Also on October 5, I, along with several committee members of the nonprofit organization, “The Friends of Children of Hilton Head,” hosted a lecture featuring Dr. Atala and Dr. Keith March to come talk on “Adult Stem Cells: Medicine of the Future.” We had a great turnout! Google Dr. Anthony Atala. He has many videos online of him on “TED talks,” “60 Minutes” and the “Today Show.”
Zach: We had a golf event in our community of Wexford for my family. It was really nice.
Pink: There was an actual picture of the donated kidney on Facebook! Tell us about that.
Kelly: The doctor gave my sister that picture, and I didn’t know it was out there for everyone to see! It’s OK. I think we should include it in the article. I was very surprised how big it was. It is very interesting to see the actual organ. However, it’s a beautiful thing.
Zach: The picture looks good to me, especially because it got me out of the house and back doing what I like to do.
Pink: What 3 things would you like readers to remember?
Kelly: I’ll share my bucket list with you, and I’ve crossed off the first two! 1. Host Dr. Atala for a lecture on his Regenerative Medicine research, and I did in October! 2. Meet Mrs. Lois Richardson, a mom who donated her kidney to her son 50 years ago. What a pioneer and brave lady. I was so inspired by meeting her in person; and 3. I feel a responsibility to give other people hope, and I am currently mentoring two people who are just starting the transplantation journey.
Zach: I am good, good, and good!
At the end of our visit, Kelly said, “I was chosen somehow to make this my life’s work.” Her interest in adult stem cell therapy goes beyond her son’s failing kidney problems. Scientists, such as Dr. Atala, now know that a person’s own stem cells can repair and restore many diseased or damaged tissues. A close friend of Kelly’s has taken her autistic son for treatment in Panama, and the results are promising.
Kelly and Zach are a powerhouse team, and their determination and bravery will pave the way for many others in the future.

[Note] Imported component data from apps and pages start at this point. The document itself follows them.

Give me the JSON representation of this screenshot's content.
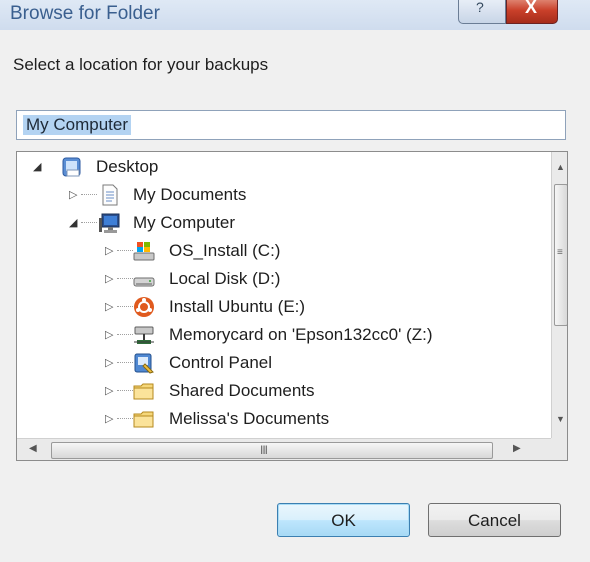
{
  "window": {
    "title": "Browse for Folder",
    "help_glyph": "?",
    "close_glyph": "X"
  },
  "prompt": "Select a location for your backups",
  "path_field": {
    "value": "My Computer"
  },
  "tree": {
    "root": {
      "label": "Desktop",
      "icon": "desktop-icon",
      "expanded": true
    },
    "level1": [
      {
        "label": "My Documents",
        "icon": "documents-icon",
        "expanded": false
      },
      {
        "label": "My Computer",
        "icon": "computer-icon",
        "expanded": true
      }
    ],
    "computer_children": [
      {
        "label": "OS_Install (C:)",
        "icon": "system-drive-icon"
      },
      {
        "label": "Local Disk (D:)",
        "icon": "disk-drive-icon"
      },
      {
        "label": "Install Ubuntu (E:)",
        "icon": "ubuntu-disk-icon"
      },
      {
        "label": "Memorycard on 'Epson132cc0' (Z:)",
        "icon": "network-drive-icon"
      },
      {
        "label": "Control Panel",
        "icon": "control-panel-icon"
      },
      {
        "label": "Shared Documents",
        "icon": "folder-icon"
      },
      {
        "label": "Melissa's Documents",
        "icon": "folder-icon"
      }
    ]
  },
  "scrollbars": {
    "vertical_grip": "≡",
    "horizontal_grip": "III"
  },
  "buttons": {
    "ok_label": "OK",
    "cancel_label": "Cancel"
  }
}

As Kelly said, “Stay tuned!”
To register to be an organ donor, go to www.theheathertrewfoundation.org.